Answering what impact language internationalization will have on revenue isn’t a simple mathematical formula–much of that will depend on the approach you take going in. Strictly focusing on revenue could result in you underestimating the scope of the project.
Effective internationalization is a tactical strategy that consists of far more than simply translating content and waiting to measure its impact. With an incremental approach and the right partners, language internationalization can exponentially increase revenue.
The Difference Between Language Internationalization and Localization
Language internationalization could open up an entirely new market for your product–the keyword being “could.” The process is very complex, and many underestimate the level of effort required and confuse it with localization. While there is some overlap, it’s a much bigger task than most think.
Internationalization is an overarching strategy that you use to enter new markets. It requires research, experimentation, and a plan that allows you to learn and iterate over time. This process isn’t a single market approach, nor does it target one specific component. It’s about making your entire ecosystem of content and offerings continue to work as you expand. It’s also an ongoing strategy, as it needs to incorporate maintenance and continuous updates as your content grows.
Localization is the boots-on-the-ground approach to a specific market. It covers how you will address your content ecosystem and make your product ready for a chosen region. It’s simply a smaller branch that stems from your internationalization strategy. As a result, if your overarching program is not established, the localization process will struggle as well.
We’ve seen instances where neither of these key components was addressed. A company simply identified a new target market, printed off all their content as an XML file, sent it off for translation, reuploaded it to WordPress, and waited for the sales to roll in.
But those sales never came because the chosen process didn’t speak to the new consumer market, nor did it target the right audiences. If you’re going to succeed with internationalization, you need to start with a tactical strategy that helps you manage costs.
Maximizing Revenue in the Internationalization Process
Internationalization can be a considerable revenue driver but can have high upfront costs. Without realistic expectations of expenditures, the ROI will suffer. It’s similar to opening a business in the US where you need to look at your audience, their needs, and the reactions you receive to your content. You’ll also have to evaluate the impact on your SEO, how you’ll approach A/B testing, and the overall marketing strategy.
When it comes to budget, you should use your existing US expenditures as a guide. For example, if you need a marketing person, look up the cost of an entry-level one in the US and then convert it to the currency of potential markets. Make that a line item in your budget for internationalization. The key is not to oversimplify the costs, otherwise you’ll face scope creep that will cut into your ROI.

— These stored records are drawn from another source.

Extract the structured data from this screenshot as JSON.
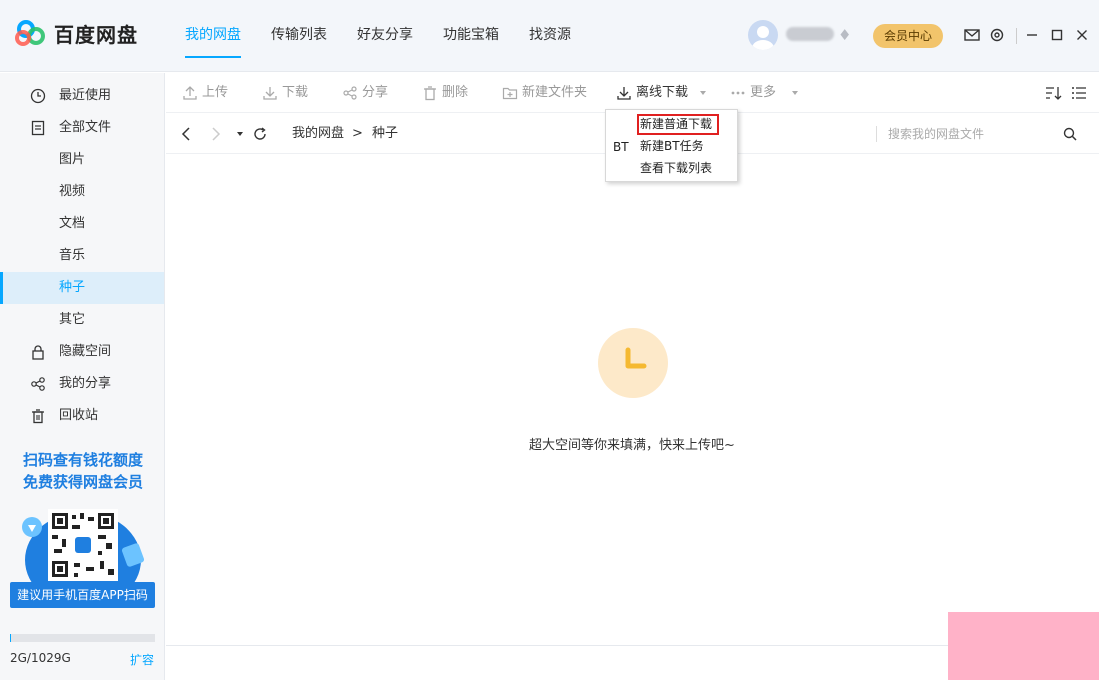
{
  "app": {
    "name": "百度网盘"
  },
  "nav": {
    "tabs": [
      "我的网盘",
      "传输列表",
      "好友分享",
      "功能宝箱",
      "找资源"
    ],
    "active": 0
  },
  "header": {
    "vip_label": "会员中心"
  },
  "sidebar": {
    "items": [
      {
        "label": "最近使用",
        "icon": "clock-icon"
      },
      {
        "label": "全部文件",
        "icon": "file-icon"
      },
      {
        "label": "图片"
      },
      {
        "label": "视频"
      },
      {
        "label": "文档"
      },
      {
        "label": "音乐"
      },
      {
        "label": "种子"
      },
      {
        "label": "其它"
      },
      {
        "label": "隐藏空间",
        "icon": "lock-icon"
      },
      {
        "label": "我的分享",
        "icon": "share-icon"
      },
      {
        "label": "回收站",
        "icon": "trash-icon"
      }
    ],
    "active_index": 6,
    "promo": {
      "line1": "扫码查有钱花额度",
      "line2": "免费获得网盘会员",
      "button": "建议用手机百度APP扫码"
    },
    "quota": {
      "text": "2G/1029G",
      "used_fraction": 0.002,
      "expand": "扩容"
    }
  },
  "toolbar": {
    "upload": "上传",
    "download": "下载",
    "share": "分享",
    "delete": "删除",
    "new_folder": "新建文件夹",
    "offline": "离线下载",
    "more": "更多"
  },
  "breadcrumb": {
    "root": "我的网盘",
    "sep": ">",
    "current": "种子"
  },
  "search": {
    "placeholder": "搜索我的网盘文件"
  },
  "dropdown": {
    "items": [
      "新建普通下载",
      "新建BT任务",
      "查看下载列表"
    ],
    "bt_badge": "BT",
    "highlighted_index": 0
  },
  "empty": {
    "message": "超大空间等你来填满，快来上传吧~"
  },
  "colors": {
    "accent": "#06a7ff",
    "vip": "#f2c46b",
    "promo_blue": "#1f7fe0",
    "highlight": "#e02020"
  }
}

An incremental approach built on a process established by someone with robust internationalization services is best. They can help you develop your translation strategy and then slowly begin to roll out to one market at a time. Keep track of the updates needed and the reactions from your consumer base so you have the flexibility to change course if a plan isn’t working. It’s a method of iterating, learning, and redeveloping that will help guide your strategy. Over time, this process will become much easier as you’ve worked out the issues in early market rollouts and have discovered the best methods to use going forward.
Technology will be important in this process and leveraging a localization management platform that combines workflow management with business analytics software can be invaluable. It should integrate with your content management system so you can easily track your results. Ideally, you want a program to provide the data and empirical evidence you need to make better business decisions later. Granular level reporting is imperative here because you could compare the readership and response on owner manuals in Japan to something completely unrelated, like a marketing page on a Spanish website. Through this comparison, you may find that you’re spending too much money translating technical content with low readership when you could instead focus on an area with greater opportunity.
Above all, language internationalization needs to be scalable. As you grow into new markets, you can correct course as needed and control your overall spending. With a measured, flexible approach, you can monitor the ROI and reconsider your methods when it becomes negative. It’s plans like these that make language internationalization an excellent driver of revenue.